This page is split into two section
A – Questions about the macadamias
B – Questions about machines
A – Questions about macadamias
Q – How long before Macadamia trees produce nuts?
A – A grafted tree will usually start to produce in its 4th or 5th year after planting. You should have a reasonable crop after 7 or 8 years. A seedling tree will usually not produce nuts until it is 10 to 12 years old.
Q – What about tree maintenance?
A – Macadamias are a low maintenance tree and will grow in almost any soil type, as long as it is not water logged. It is a forest tree native to Queensland Australia and likes a good mulch. The main pest in NZ is the green vegetable bug, attacking the young nuts and causing black spots on the nut kernel. Long grass and seeds are known to harbour these bugs, keeping grass short or having it grazed by sheep and poultry will help.
More recently the guava moth has also become a problem pest with pheromone traps and spraying the only solution at the moment. Organic growers and the majority of smaller growers take the risk of loosing some of their crop, in a bad year up to 30% by not spraying. If you decide to spray, then 3 times a season will do the job, starting 3 weeks after flowering at intervals of about 3 weeks.

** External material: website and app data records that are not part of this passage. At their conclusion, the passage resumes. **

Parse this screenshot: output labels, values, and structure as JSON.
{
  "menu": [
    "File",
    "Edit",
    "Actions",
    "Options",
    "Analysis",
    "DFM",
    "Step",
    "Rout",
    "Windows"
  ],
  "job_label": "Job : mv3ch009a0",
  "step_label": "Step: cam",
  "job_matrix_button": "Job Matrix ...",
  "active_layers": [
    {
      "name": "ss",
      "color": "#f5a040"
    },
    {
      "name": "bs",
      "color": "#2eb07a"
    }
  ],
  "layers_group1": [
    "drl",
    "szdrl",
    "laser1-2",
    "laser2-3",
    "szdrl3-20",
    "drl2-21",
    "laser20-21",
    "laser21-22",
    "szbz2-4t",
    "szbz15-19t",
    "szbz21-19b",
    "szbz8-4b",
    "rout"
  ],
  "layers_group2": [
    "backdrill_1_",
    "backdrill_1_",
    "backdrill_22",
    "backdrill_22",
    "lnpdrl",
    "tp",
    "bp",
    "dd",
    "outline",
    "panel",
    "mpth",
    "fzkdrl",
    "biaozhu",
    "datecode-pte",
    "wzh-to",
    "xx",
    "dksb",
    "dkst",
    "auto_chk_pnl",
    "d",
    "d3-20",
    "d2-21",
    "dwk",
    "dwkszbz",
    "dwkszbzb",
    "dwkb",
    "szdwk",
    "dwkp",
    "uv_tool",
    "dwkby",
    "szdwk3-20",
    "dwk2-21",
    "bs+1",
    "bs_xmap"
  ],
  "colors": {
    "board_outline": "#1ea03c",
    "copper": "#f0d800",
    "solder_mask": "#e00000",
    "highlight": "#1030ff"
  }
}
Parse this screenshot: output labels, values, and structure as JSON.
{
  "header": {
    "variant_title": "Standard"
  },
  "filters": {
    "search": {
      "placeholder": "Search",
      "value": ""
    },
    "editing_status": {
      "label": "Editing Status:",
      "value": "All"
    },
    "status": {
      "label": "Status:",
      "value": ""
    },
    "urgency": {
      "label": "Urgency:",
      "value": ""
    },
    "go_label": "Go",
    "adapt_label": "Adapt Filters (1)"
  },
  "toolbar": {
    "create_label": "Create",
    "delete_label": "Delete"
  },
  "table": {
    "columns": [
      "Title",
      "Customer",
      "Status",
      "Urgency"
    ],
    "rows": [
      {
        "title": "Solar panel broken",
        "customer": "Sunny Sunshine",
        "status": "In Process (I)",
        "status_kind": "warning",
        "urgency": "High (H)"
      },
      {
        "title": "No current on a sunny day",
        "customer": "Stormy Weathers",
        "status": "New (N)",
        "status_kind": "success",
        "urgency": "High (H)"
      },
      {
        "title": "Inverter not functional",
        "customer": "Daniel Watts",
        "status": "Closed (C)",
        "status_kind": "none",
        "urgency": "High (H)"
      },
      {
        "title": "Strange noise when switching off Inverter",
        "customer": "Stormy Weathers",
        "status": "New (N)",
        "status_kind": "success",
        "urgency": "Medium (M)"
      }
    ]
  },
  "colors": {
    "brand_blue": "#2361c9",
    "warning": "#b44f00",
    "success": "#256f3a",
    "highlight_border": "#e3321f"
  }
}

Q – Can macadamias be pruned?
A – Yes, but be aware there are 2 types of trees, Droppers and stickers and pruning varies for each type.
Macadamias will stand quite heavy pruning. The aim when pruning is to keep the tree to a manageable height (3 to 4 metres). Do this by cutting strong leaders out of a sticker type tree or pruning the outside of a dropper variety. This will open up the interior of the tree to light, air and bees to help with pollination, particularly because Macadamias tend to flower into the centre of the tree.
In short, keep the tree low and open on the inside to aid pollination and to make picking easier. Reduce multiple forks to a maximum of two to avoid the incidence of wind damage.
Q – When are macadamias ready for picking?
A – For varieties which do not drop their nuts (Such as Beaumont), the simplest way is to look at the lining of the husk after the shortest day of the year. When the lining has turned deep brown, to about the same colour as the nut inside, the crop is ready for picking. Depending on the weather and position of the trees this can be as late as one to two months past the shortest day. Beware, trees can drop (abort) quite a lot of nuts if stressed by drought, these nuts will be immature and can be mistaken as ripe.
Q – What to do after picking.
1 Remove the husks preferably within 24 to 48 hours of picking.
2 Bag the fresh nuts in 10kg onion sacks and hang them in an airy and shaded position (open carport is ideal), for a 3 month minimum. Hang them out of the reach of rats and mice who love chewing through them. During drying the nuts will loose about 15% of their weight.
Larger or Commercial growers will tend have a drying room with heat up to 35degC lots of air movement and dehumidifiers operating.
3 Once dry, store them on or near the hot water cylinder for a minimum of 3 weeks. The additional weight loss after this drying will be approximately 10% (a dehumidifier can be very helpful).
Larger growers will have dried them to below 3% moisture in their drying rooms ready for cracking as required.
4 Once fully dry and ready for cracking (less then 3% moisture) . The kernel will ideally be rattling in the shell and above all, will be crunchy and sweet.
WARNING – Rats love Macadamias!!! If you see empty shells with little holes chewed into it ….. You know you have them!
Q – Do macadamias keep well?
A – All nuts deteriorate over time, however macadamias ‘in shell’ will keep well for a couple of years in a dark, cool and airy place. After cracking, the kernels will keep for about six months if kept in an airtight and moisture proof container.
larger growers will vacuum seal kernels or Nitrogen purge and pressure seal bags to keep the kernels fresh for a considerable time.
If you have any other questions about our machines or macadamia growing please give us a call or email and we will do our best to help.
Owner and Engineer